Introduction: One of the most common complications of spinal anesthesia in elective cesarean is a headache, known commonly as post-dural-puncture headache (PDPH). Various methods are mainly recommended such as resting and the use of non-opioid analgesics, caffeine, and codeine, but none of them has been fully effective in its treatment. Hence, this study was conducted to evaluate the effect of magnesium sulfate on the prevention of post-dural-puncture headache in the elective cesarean.
Method: a total of 68 patients candidate for elective cesarean and admitted to Kamali Hospital were selected using convenient sampling and they were randomly divided into two groups. One group received magnesium and other group received saline.

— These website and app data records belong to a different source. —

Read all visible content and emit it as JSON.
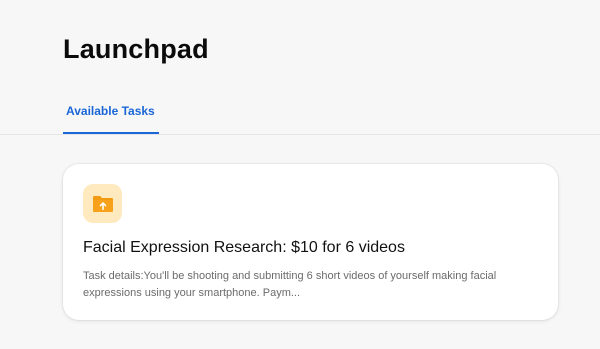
{
  "header": {
    "title": "Launchpad"
  },
  "tabs": [
    {
      "label": "Available Tasks",
      "active": true
    }
  ],
  "task": {
    "icon": "upload-folder-icon",
    "title": "Facial Expression Research: $10 for 6 videos",
    "details": "Task details:You'll be shooting and submitting 6 short videos of yourself making facial expressions using your smartphone. Paym..."
  },
  "colors": {
    "accent": "#1a66d6",
    "icon_bg": "#ffe9bf",
    "icon_fill": "#f29a12",
    "page_bg": "#f7f7f8"
  }
}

Subjects of case group received magnesium at the dose of 50 mg / kg as bolus and the subjects of control group received normal saline at the same dose as bolus. The incidence of headache and its severity 12, 24, 36, 48 , 60 and 72 hours after surgery were measured in both case and control groups.
Results: The mean age of patients in the magnesium sulfate group was 27.94 years with a standard deviation of 5.18 and the mean age of patients in the normal saline group was 29.35 years with a standard deviation of 5.97. The mean body mass index (BMI) in the magnesium sulfate group was 26.34 with a standard deviation of 4.03 and the mean body mass index (BMI) in the normal saline group was 27.15 with a standard deviation of 2.47. Post-dural-puncture headache severity was lower in the case group than that in the control group at all times (P <0.05).

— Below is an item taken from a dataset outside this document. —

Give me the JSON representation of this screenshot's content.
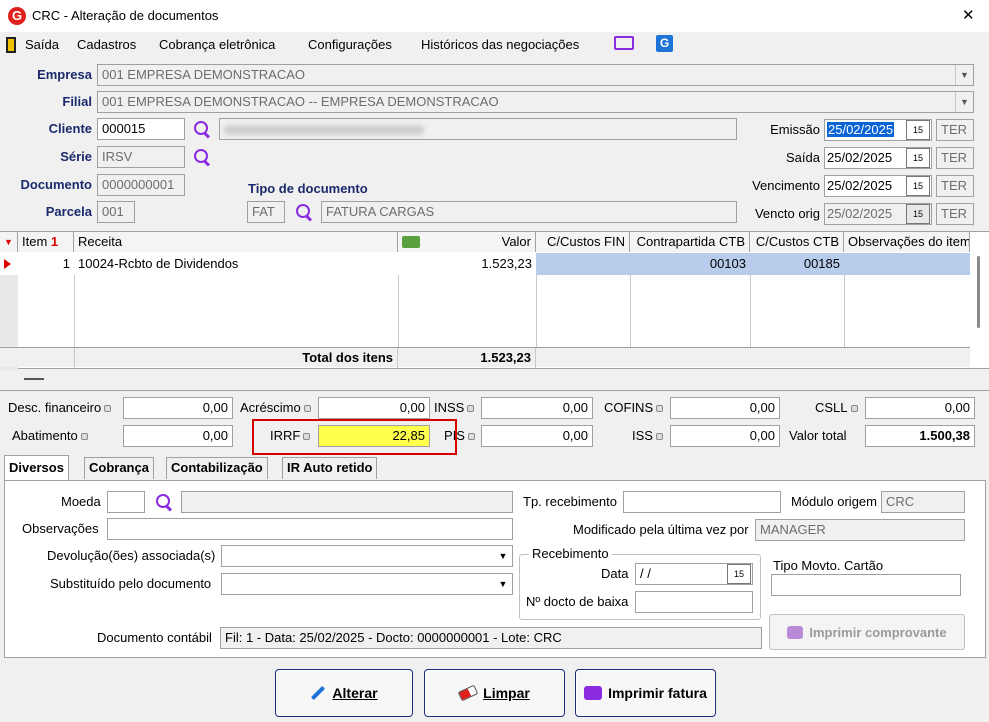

Conclusion: The results of this study revealed that intravenous administration of magnesium sulfate before elective cesarean in patients undergoing spinal anesthesia significantly decreases the severity of post-dural-puncture headache (PDPH).